A verbatim copy of the listing is what is needed, minus any pictures.
-- -- --
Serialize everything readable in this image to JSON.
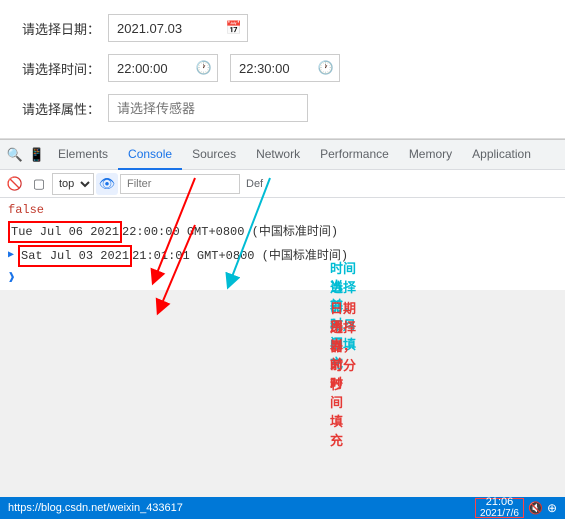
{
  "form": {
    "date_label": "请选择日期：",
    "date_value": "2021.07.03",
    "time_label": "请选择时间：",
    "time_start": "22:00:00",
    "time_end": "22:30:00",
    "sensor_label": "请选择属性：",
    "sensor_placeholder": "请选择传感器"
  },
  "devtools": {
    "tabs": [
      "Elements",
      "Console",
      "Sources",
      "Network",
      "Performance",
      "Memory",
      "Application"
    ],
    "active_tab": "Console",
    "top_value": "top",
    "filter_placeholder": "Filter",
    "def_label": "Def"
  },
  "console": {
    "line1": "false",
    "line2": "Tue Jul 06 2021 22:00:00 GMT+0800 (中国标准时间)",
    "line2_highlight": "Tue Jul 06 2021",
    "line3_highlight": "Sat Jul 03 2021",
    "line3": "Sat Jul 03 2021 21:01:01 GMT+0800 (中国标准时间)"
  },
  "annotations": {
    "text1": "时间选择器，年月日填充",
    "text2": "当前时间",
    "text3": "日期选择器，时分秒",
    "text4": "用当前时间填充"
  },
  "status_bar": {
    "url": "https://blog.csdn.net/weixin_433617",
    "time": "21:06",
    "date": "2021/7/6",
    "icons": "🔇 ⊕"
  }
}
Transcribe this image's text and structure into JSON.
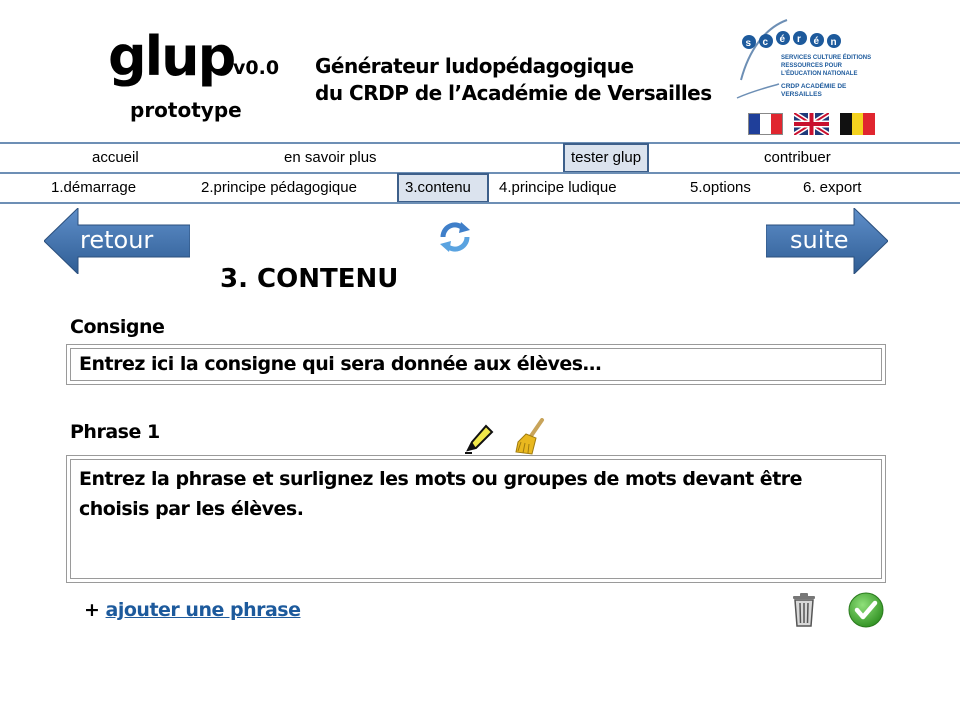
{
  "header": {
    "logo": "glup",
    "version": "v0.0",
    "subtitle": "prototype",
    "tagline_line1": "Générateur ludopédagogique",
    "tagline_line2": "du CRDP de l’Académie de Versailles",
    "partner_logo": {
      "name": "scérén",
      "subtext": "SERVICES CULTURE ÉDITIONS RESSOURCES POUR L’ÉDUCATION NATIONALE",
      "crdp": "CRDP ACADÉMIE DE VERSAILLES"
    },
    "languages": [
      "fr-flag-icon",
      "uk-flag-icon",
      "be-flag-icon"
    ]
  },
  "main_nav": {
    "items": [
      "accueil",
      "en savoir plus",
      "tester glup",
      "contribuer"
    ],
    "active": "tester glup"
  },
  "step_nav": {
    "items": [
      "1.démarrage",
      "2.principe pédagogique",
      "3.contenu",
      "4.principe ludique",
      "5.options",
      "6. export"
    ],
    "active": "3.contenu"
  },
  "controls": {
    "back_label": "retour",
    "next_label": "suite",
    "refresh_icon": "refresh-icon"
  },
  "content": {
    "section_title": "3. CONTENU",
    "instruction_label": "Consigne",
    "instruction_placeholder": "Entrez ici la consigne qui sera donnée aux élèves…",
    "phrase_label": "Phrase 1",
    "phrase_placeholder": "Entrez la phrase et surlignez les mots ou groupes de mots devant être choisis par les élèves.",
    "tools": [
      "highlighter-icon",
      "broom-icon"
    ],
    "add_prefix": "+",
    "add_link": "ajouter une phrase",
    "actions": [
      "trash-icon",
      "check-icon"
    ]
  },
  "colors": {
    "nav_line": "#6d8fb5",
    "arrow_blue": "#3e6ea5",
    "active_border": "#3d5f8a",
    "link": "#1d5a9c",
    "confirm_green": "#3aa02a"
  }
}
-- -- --
[Your solution]:
Serialize everything readable in this image to JSON.
{
  "form": {
    "date_label": "请选择日期：",
    "date_value": "2021.07.03",
    "time_label": "请选择时间：",
    "time_start": "22:00:00",
    "time_end": "22:30:00",
    "sensor_label": "请选择属性：",
    "sensor_placeholder": "请选择传感器"
  },
  "devtools": {
    "tabs": [
      "Elements",
      "Console",
      "Sources",
      "Network",
      "Performance",
      "Memory",
      "Application"
    ],
    "active_tab": "Console",
    "top_value": "top",
    "filter_placeholder": "Filter",
    "def_label": "Def"
  },
  "console": {
    "line1": "false",
    "line2": "Tue Jul 06 2021 22:00:00 GMT+0800 (中国标准时间)",
    "line2_highlight": "Tue Jul 06 2021",
    "line3_highlight": "Sat Jul 03 2021",
    "line3": "Sat Jul 03 2021 21:01:01 GMT+0800 (中国标准时间)"
  },
  "annotations": {
    "text1": "时间选择器，年月日填充",
    "text2": "当前时间",
    "text3": "日期选择器，时分秒",
    "text4": "用当前时间填充"
  },
  "status_bar": {
    "url": "https://blog.csdn.net/weixin_433617",
    "time": "21:06",
    "date": "2021/7/6",
    "icons": "🔇 ⊕"
  }
}
Transcribe this image's text and structure into JSON.
{
  "header": {
    "logo": "glup",
    "version": "v0.0",
    "subtitle": "prototype",
    "tagline_line1": "Générateur ludopédagogique",
    "tagline_line2": "du CRDP de l’Académie de Versailles",
    "partner_logo": {
      "name": "scérén",
      "subtext": "SERVICES CULTURE ÉDITIONS RESSOURCES POUR L’ÉDUCATION NATIONALE",
      "crdp": "CRDP ACADÉMIE DE VERSAILLES"
    },
    "languages": [
      "fr-flag-icon",
      "uk-flag-icon",
      "be-flag-icon"
    ]
  },
  "main_nav": {
    "items": [
      "accueil",
      "en savoir plus",
      "tester glup",
      "contribuer"
    ],
    "active": "tester glup"
  },
  "step_nav": {
    "items": [
      "1.démarrage",
      "2.principe pédagogique",
      "3.contenu",
      "4.principe ludique",
      "5.options",
      "6. export"
    ],
    "active": "3.contenu"
  },
  "controls": {
    "back_label": "retour",
    "next_label": "suite",
    "refresh_icon": "refresh-icon"
  },
  "content": {
    "section_title": "3. CONTENU",
    "instruction_label": "Consigne",
    "instruction_placeholder": "Entrez ici la consigne qui sera donnée aux élèves…",
    "phrase_label": "Phrase 1",
    "phrase_placeholder": "Entrez la phrase et surlignez les mots ou groupes de mots devant être choisis par les élèves.",
    "tools": [
      "highlighter-icon",
      "broom-icon"
    ],
    "add_prefix": "+",
    "add_link": "ajouter une phrase",
    "actions": [
      "trash-icon",
      "check-icon"
    ]
  },
  "colors": {
    "nav_line": "#6d8fb5",
    "arrow_blue": "#3e6ea5",
    "active_border": "#3d5f8a",
    "link": "#1d5a9c",
    "confirm_green": "#3aa02a"
  }
}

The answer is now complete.